Problem statement
No pictures belong in the answer. Repeat all the entries exactly.

Source data
Start of Block

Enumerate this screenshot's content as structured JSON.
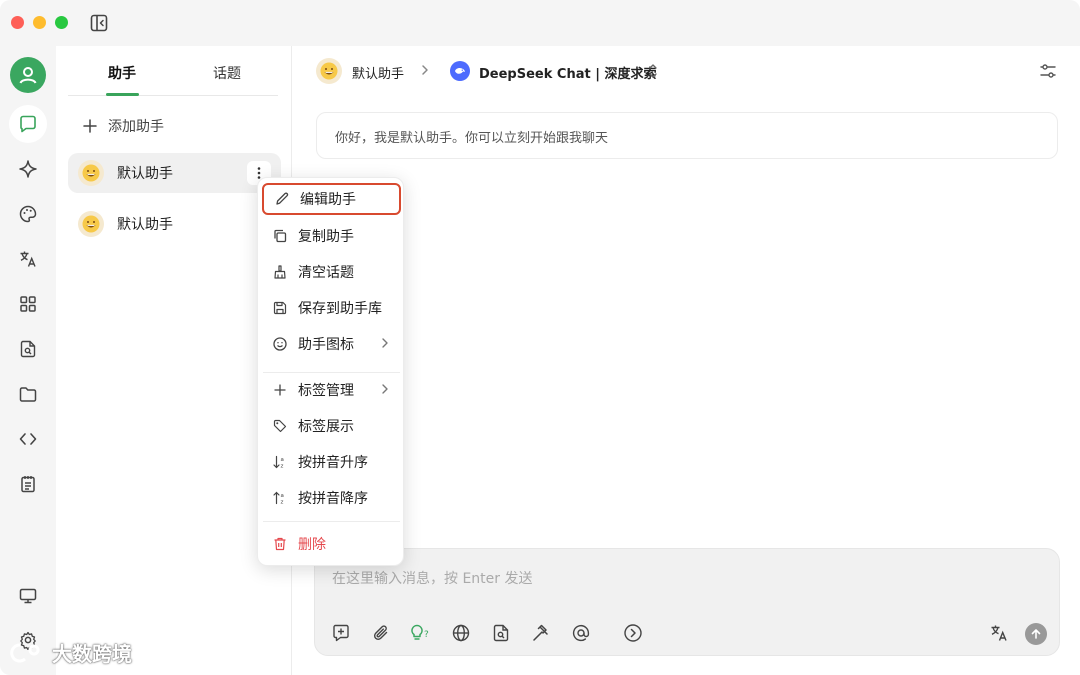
{
  "window": {
    "traffic_lights": [
      "red",
      "yellow",
      "green"
    ]
  },
  "rail": {
    "items": [
      {
        "name": "user-avatar-icon"
      },
      {
        "name": "chat-icon",
        "active": true
      },
      {
        "name": "sparkle-icon"
      },
      {
        "name": "palette-icon"
      },
      {
        "name": "translate-icon"
      },
      {
        "name": "apps-grid-icon"
      },
      {
        "name": "file-search-icon"
      },
      {
        "name": "folder-icon"
      },
      {
        "name": "code-icon"
      },
      {
        "name": "notepad-icon"
      },
      {
        "name": "monitor-icon"
      },
      {
        "name": "settings-gear-icon"
      }
    ]
  },
  "panel": {
    "tabs": [
      {
        "label": "助手",
        "active": true
      },
      {
        "label": "话题",
        "active": false
      }
    ],
    "add_label": "添加助手",
    "assistants": [
      {
        "name": "默认助手",
        "selected": true
      },
      {
        "name": "默认助手",
        "selected": false
      }
    ]
  },
  "header": {
    "assistant_name": "默认助手",
    "model_name": "DeepSeek Chat | 深度求索"
  },
  "chat": {
    "greeting": "你好，我是默认助手。你可以立刻开始跟我聊天"
  },
  "input": {
    "placeholder": "在这里输入消息，按 Enter 发送",
    "tools": [
      "new-topic-icon",
      "attachment-icon",
      "thinking-bulb-icon",
      "web-search-icon",
      "knowledge-file-icon",
      "tools-hammer-icon",
      "mention-at-icon",
      "expand-circle-icon"
    ]
  },
  "context_menu": {
    "items": [
      {
        "label": "编辑助手",
        "icon": "pencil-icon",
        "highlight": true
      },
      {
        "label": "复制助手",
        "icon": "copy-icon"
      },
      {
        "label": "清空话题",
        "icon": "broom-icon"
      },
      {
        "label": "保存到助手库",
        "icon": "save-icon"
      },
      {
        "label": "助手图标",
        "icon": "smile-icon",
        "submenu": true
      },
      {
        "label": "标签管理",
        "icon": "plus-icon",
        "submenu": true
      },
      {
        "label": "标签展示",
        "icon": "tag-icon"
      },
      {
        "label": "按拼音升序",
        "icon": "sort-asc-icon"
      },
      {
        "label": "按拼音降序",
        "icon": "sort-desc-icon"
      },
      {
        "label": "删除",
        "icon": "trash-icon",
        "danger": true
      }
    ]
  },
  "watermark": {
    "text": "大数跨境"
  },
  "colors": {
    "accent": "#39a45b",
    "danger": "#e5484d",
    "highlight_border": "#d84a2f",
    "deepseek": "#4d6bfe"
  }
}
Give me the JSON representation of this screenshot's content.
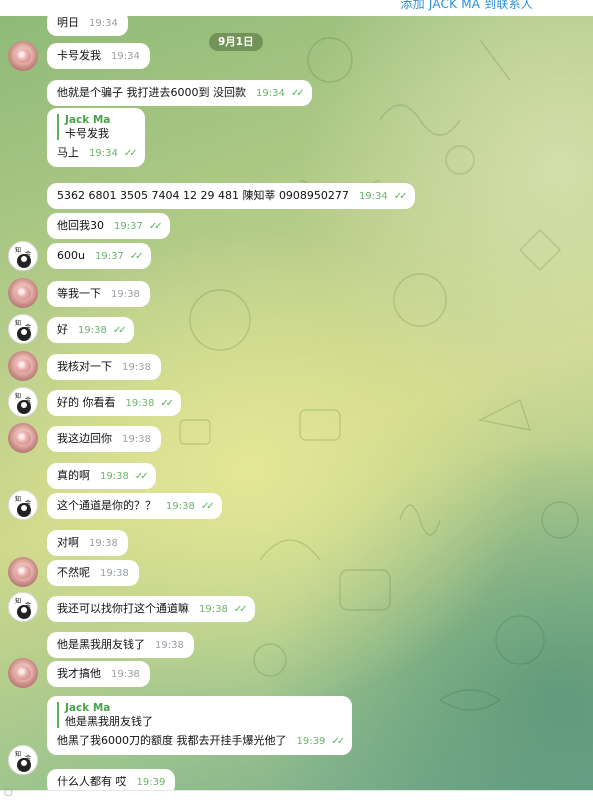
{
  "header": {
    "add_contact": "添加 JACK MA 到联系人"
  },
  "date_pill": "9月1日",
  "colors": {
    "bubble": "#ffffff",
    "quote_accent": "#4aa14a",
    "time_out": "#6bb36b",
    "tick": "#5ab45a",
    "link": "#2a8ed6"
  },
  "messages": [
    {
      "text": "明日",
      "time": "19:34",
      "dir": "in",
      "read": false
    },
    {
      "text": "卡号发我",
      "time": "19:34",
      "dir": "in",
      "read": false
    },
    {
      "text": "他就是个骗子  我打进去6000到 没回款",
      "time": "19:34",
      "dir": "out",
      "read": true
    },
    {
      "text": "5362 6801 3505 7404  12 29  481  陳知莘  0908950277",
      "time": "19:34",
      "dir": "out",
      "read": true
    },
    {
      "text": "他回我30",
      "time": "19:37",
      "dir": "out",
      "read": true
    },
    {
      "text": "600u",
      "time": "19:37",
      "dir": "out",
      "read": true
    },
    {
      "text": "等我一下",
      "time": "19:38",
      "dir": "in",
      "read": false
    },
    {
      "text": "好",
      "time": "19:38",
      "dir": "out",
      "read": true
    },
    {
      "text": "我核对一下",
      "time": "19:38",
      "dir": "in",
      "read": false
    },
    {
      "text": "好的 你看看",
      "time": "19:38",
      "dir": "out",
      "read": true
    },
    {
      "text": "我这边回你",
      "time": "19:38",
      "dir": "in",
      "read": false
    },
    {
      "text": "真的啊",
      "time": "19:38",
      "dir": "out",
      "read": true
    },
    {
      "text": "这个通道是你的？？",
      "time": "19:38",
      "dir": "out",
      "read": true
    },
    {
      "text": "对啊",
      "time": "19:38",
      "dir": "in",
      "read": false
    },
    {
      "text": "不然呢",
      "time": "19:38",
      "dir": "in",
      "read": false
    },
    {
      "text": "我还可以找你打这个通道嘛",
      "time": "19:38",
      "dir": "out",
      "read": true
    },
    {
      "text": "他是黑我朋友钱了",
      "time": "19:38",
      "dir": "in",
      "read": false
    },
    {
      "text": "我才搞他",
      "time": "19:38",
      "dir": "in",
      "read": false
    },
    {
      "text": "什么人都有  哎",
      "time": "19:39",
      "dir": "out",
      "read": true
    }
  ],
  "replies": [
    {
      "quote_name": "Jack Ma",
      "quote_text": "卡号发我",
      "text": "马上",
      "time": "19:34",
      "read": true
    },
    {
      "quote_name": "Jack Ma",
      "quote_text": "他是黑我朋友钱了",
      "text": "他黑了我6000刀的额度 我都去开挂手爆光他了",
      "time": "19:39",
      "read": true
    }
  ]
}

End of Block

Reply to the exercise
Enumerate this screenshot's content as structured JSON.
{
  "window": {
    "traffic_lights": [
      "red",
      "yellow",
      "green"
    ]
  },
  "rail": {
    "items": [
      {
        "name": "user-avatar-icon"
      },
      {
        "name": "chat-icon",
        "active": true
      },
      {
        "name": "sparkle-icon"
      },
      {
        "name": "palette-icon"
      },
      {
        "name": "translate-icon"
      },
      {
        "name": "apps-grid-icon"
      },
      {
        "name": "file-search-icon"
      },
      {
        "name": "folder-icon"
      },
      {
        "name": "code-icon"
      },
      {
        "name": "notepad-icon"
      },
      {
        "name": "monitor-icon"
      },
      {
        "name": "settings-gear-icon"
      }
    ]
  },
  "panel": {
    "tabs": [
      {
        "label": "助手",
        "active": true
      },
      {
        "label": "话题",
        "active": false
      }
    ],
    "add_label": "添加助手",
    "assistants": [
      {
        "name": "默认助手",
        "selected": true
      },
      {
        "name": "默认助手",
        "selected": false
      }
    ]
  },
  "header": {
    "assistant_name": "默认助手",
    "model_name": "DeepSeek Chat | 深度求索"
  },
  "chat": {
    "greeting": "你好，我是默认助手。你可以立刻开始跟我聊天"
  },
  "input": {
    "placeholder": "在这里输入消息，按 Enter 发送",
    "tools": [
      "new-topic-icon",
      "attachment-icon",
      "thinking-bulb-icon",
      "web-search-icon",
      "knowledge-file-icon",
      "tools-hammer-icon",
      "mention-at-icon",
      "expand-circle-icon"
    ]
  },
  "context_menu": {
    "items": [
      {
        "label": "编辑助手",
        "icon": "pencil-icon",
        "highlight": true
      },
      {
        "label": "复制助手",
        "icon": "copy-icon"
      },
      {
        "label": "清空话题",
        "icon": "broom-icon"
      },
      {
        "label": "保存到助手库",
        "icon": "save-icon"
      },
      {
        "label": "助手图标",
        "icon": "smile-icon",
        "submenu": true
      },
      {
        "label": "标签管理",
        "icon": "plus-icon",
        "submenu": true
      },
      {
        "label": "标签展示",
        "icon": "tag-icon"
      },
      {
        "label": "按拼音升序",
        "icon": "sort-asc-icon"
      },
      {
        "label": "按拼音降序",
        "icon": "sort-desc-icon"
      },
      {
        "label": "删除",
        "icon": "trash-icon",
        "danger": true
      }
    ]
  },
  "watermark": {
    "text": "大数跨境"
  },
  "colors": {
    "accent": "#39a45b",
    "danger": "#e5484d",
    "highlight_border": "#d84a2f",
    "deepseek": "#4d6bfe"
  }
}
Give me the JSON representation of this screenshot's content.
{
  "header": {
    "add_contact": "添加 JACK MA 到联系人"
  },
  "date_pill": "9月1日",
  "colors": {
    "bubble": "#ffffff",
    "quote_accent": "#4aa14a",
    "time_out": "#6bb36b",
    "tick": "#5ab45a",
    "link": "#2a8ed6"
  },
  "messages": [
    {
      "text": "明日",
      "time": "19:34",
      "dir": "in",
      "read": false
    },
    {
      "text": "卡号发我",
      "time": "19:34",
      "dir": "in",
      "read": false
    },
    {
      "text": "他就是个骗子  我打进去6000到 没回款",
      "time": "19:34",
      "dir": "out",
      "read": true
    },
    {
      "text": "5362 6801 3505 7404  12 29  481  陳知莘  0908950277",
      "time": "19:34",
      "dir": "out",
      "read": true
    },
    {
      "text": "他回我30",
      "time": "19:37",
      "dir": "out",
      "read": true
    },
    {
      "text": "600u",
      "time": "19:37",
      "dir": "out",
      "read": true
    },
    {
      "text": "等我一下",
      "time": "19:38",
      "dir": "in",
      "read": false
    },
    {
      "text": "好",
      "time": "19:38",
      "dir": "out",
      "read": true
    },
    {
      "text": "我核对一下",
      "time": "19:38",
      "dir": "in",
      "read": false
    },
    {
      "text": "好的 你看看",
      "time": "19:38",
      "dir": "out",
      "read": true
    },
    {
      "text": "我这边回你",
      "time": "19:38",
      "dir": "in",
      "read": false
    },
    {
      "text": "真的啊",
      "time": "19:38",
      "dir": "out",
      "read": true
    },
    {
      "text": "这个通道是你的？？",
      "time": "19:38",
      "dir": "out",
      "read": true
    },
    {
      "text": "对啊",
      "time": "19:38",
      "dir": "in",
      "read": false
    },
    {
      "text": "不然呢",
      "time": "19:38",
      "dir": "in",
      "read": false
    },
    {
      "text": "我还可以找你打这个通道嘛",
      "time": "19:38",
      "dir": "out",
      "read": true
    },
    {
      "text": "他是黑我朋友钱了",
      "time": "19:38",
      "dir": "in",
      "read": false
    },
    {
      "text": "我才搞他",
      "time": "19:38",
      "dir": "in",
      "read": false
    },
    {
      "text": "什么人都有  哎",
      "time": "19:39",
      "dir": "out",
      "read": true
    }
  ],
  "replies": [
    {
      "quote_name": "Jack Ma",
      "quote_text": "卡号发我",
      "text": "马上",
      "time": "19:34",
      "read": true
    },
    {
      "quote_name": "Jack Ma",
      "quote_text": "他是黑我朋友钱了",
      "text": "他黑了我6000刀的额度 我都去开挂手爆光他了",
      "time": "19:39",
      "read": true
    }
  ]
}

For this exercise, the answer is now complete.